> _Activity_: Count how many lines below include the string "icon". Only that number should appear in the reply.

════════════════

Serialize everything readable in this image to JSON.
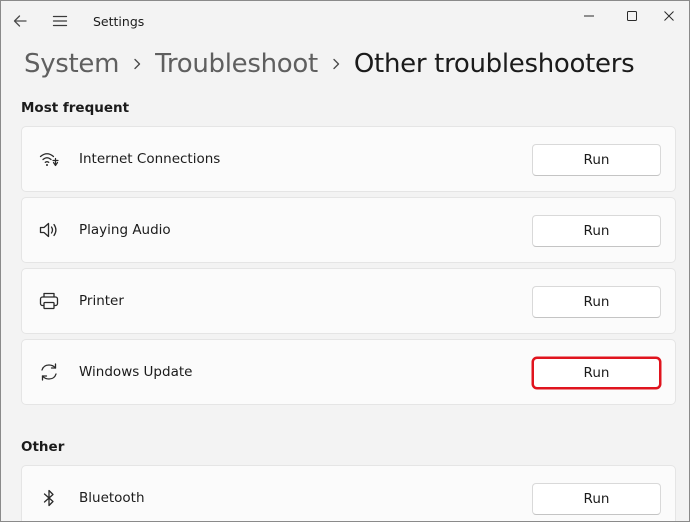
{
  "window": {
    "app_title": "Settings"
  },
  "breadcrumb": {
    "items": [
      "System",
      "Troubleshoot"
    ],
    "current": "Other troubleshooters"
  },
  "sections": {
    "most_frequent": {
      "header": "Most frequent",
      "items": [
        {
          "label": "Internet Connections",
          "icon": "wifi-icon",
          "button": "Run"
        },
        {
          "label": "Playing Audio",
          "icon": "speaker-icon",
          "button": "Run"
        },
        {
          "label": "Printer",
          "icon": "printer-icon",
          "button": "Run"
        },
        {
          "label": "Windows Update",
          "icon": "sync-icon",
          "button": "Run",
          "highlighted": true
        }
      ]
    },
    "other": {
      "header": "Other",
      "items": [
        {
          "label": "Bluetooth",
          "icon": "bluetooth-icon",
          "button": "Run"
        }
      ]
    }
  },
  "colors": {
    "background": "#f3f3f3",
    "card": "#fbfbfb",
    "highlight": "#e0141e"
  }
}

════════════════

> _Solved problem_: 5